Technically these gadgets are tops in their respective categories if you go by the eco-checklist, but realistically, they’re not exactly market leaders. By scoring products mostly on their green attributes in its latest green electronics survey (PDF) Greenpeace’s rankings marginalize an industry-wide effort to improve the way electronics are made and recycled. What’s more, without two of the consistently greenest electronic makers in the running — Apple and Philips didn’t participate — the results are severely skewed.
While it’s great to see more attention brought to the greening of the electronics industry, all of its major players must be accounted for.
CES as a virtual event?
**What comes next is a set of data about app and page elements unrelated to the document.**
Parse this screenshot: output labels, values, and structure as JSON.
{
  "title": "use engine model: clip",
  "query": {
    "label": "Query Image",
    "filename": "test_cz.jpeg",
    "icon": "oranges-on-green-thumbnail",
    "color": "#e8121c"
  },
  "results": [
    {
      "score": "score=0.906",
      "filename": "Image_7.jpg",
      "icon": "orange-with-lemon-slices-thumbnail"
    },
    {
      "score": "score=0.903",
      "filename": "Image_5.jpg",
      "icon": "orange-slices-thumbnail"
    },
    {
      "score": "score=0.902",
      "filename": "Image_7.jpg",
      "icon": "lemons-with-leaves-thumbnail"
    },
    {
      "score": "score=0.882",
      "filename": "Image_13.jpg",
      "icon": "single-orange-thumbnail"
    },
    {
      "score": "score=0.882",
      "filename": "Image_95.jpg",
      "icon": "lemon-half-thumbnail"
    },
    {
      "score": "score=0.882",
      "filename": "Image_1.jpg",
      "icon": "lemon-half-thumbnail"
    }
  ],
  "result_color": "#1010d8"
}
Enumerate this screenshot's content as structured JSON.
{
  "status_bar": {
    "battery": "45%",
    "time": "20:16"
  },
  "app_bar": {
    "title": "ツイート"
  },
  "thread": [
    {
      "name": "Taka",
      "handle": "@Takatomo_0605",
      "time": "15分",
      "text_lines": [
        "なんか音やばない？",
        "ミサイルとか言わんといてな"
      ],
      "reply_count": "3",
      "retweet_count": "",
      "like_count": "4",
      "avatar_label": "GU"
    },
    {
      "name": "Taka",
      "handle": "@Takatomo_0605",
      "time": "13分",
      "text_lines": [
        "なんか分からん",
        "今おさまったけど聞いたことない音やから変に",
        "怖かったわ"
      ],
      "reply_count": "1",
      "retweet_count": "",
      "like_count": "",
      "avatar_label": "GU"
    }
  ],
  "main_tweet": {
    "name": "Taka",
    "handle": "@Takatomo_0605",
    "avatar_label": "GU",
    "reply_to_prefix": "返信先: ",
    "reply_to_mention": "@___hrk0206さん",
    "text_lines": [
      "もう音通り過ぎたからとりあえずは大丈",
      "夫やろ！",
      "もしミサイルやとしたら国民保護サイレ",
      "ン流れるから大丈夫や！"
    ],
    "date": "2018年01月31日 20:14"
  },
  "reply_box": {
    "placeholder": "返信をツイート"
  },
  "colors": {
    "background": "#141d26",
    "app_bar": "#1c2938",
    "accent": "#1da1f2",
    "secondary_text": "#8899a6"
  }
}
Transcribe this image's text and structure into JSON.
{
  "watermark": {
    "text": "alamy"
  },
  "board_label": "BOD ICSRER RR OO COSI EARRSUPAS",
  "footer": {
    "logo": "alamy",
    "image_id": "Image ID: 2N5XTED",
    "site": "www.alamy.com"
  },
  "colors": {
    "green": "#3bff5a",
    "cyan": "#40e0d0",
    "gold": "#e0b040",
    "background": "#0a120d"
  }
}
No.
Sure, the environmentalist in me isn’t too thrilled at the prospect of tens of thousands of attendees descending on Las Vegas on jet planes and automobiles, but trade shows like CES serve an important purpose. Despite the advances in teleconferencing and telepresence technologies, sometimes in business you have to bite the bullet, press the flesh and get some eyes- and hands-on time with the products you’re tasked with building a market for. That’s why complaints of CES’s web-event-unfriendly nature from virtual meeting startup ON24 ring hollow.
Granted, virtual meetings are a great way to save money and slash business travel costs and associated carbon emissions — in that respect, ON24 is right on the money. But for an event like CES, no amount of training a camera on your fancy new gadget will convince me to stock it on my store shelf, B&M or virtual. Energies are better spent in making in making CES as green an event as possible.
Green computing’s a no-show
This year, there was a disturbing lack of green computing solutions at CES. Perhaps it’s because the Green IT movement is doing a great job on the energy efficiency front, but it would have been nice to see the fruits of those efforts spill more forcefully onto the consumer market. One notable exception: TRENDnet’s GREENwifi, a wireless router that uses 50 percent less energy than conventional designs by adopting power-saving features similar to those of green routers (of the wired, Ethernet variety). And no, the avalanche of Android and Windows tablets don’t count (solely) as green computing.
What were your CES hits and misses? Sound off in the comments!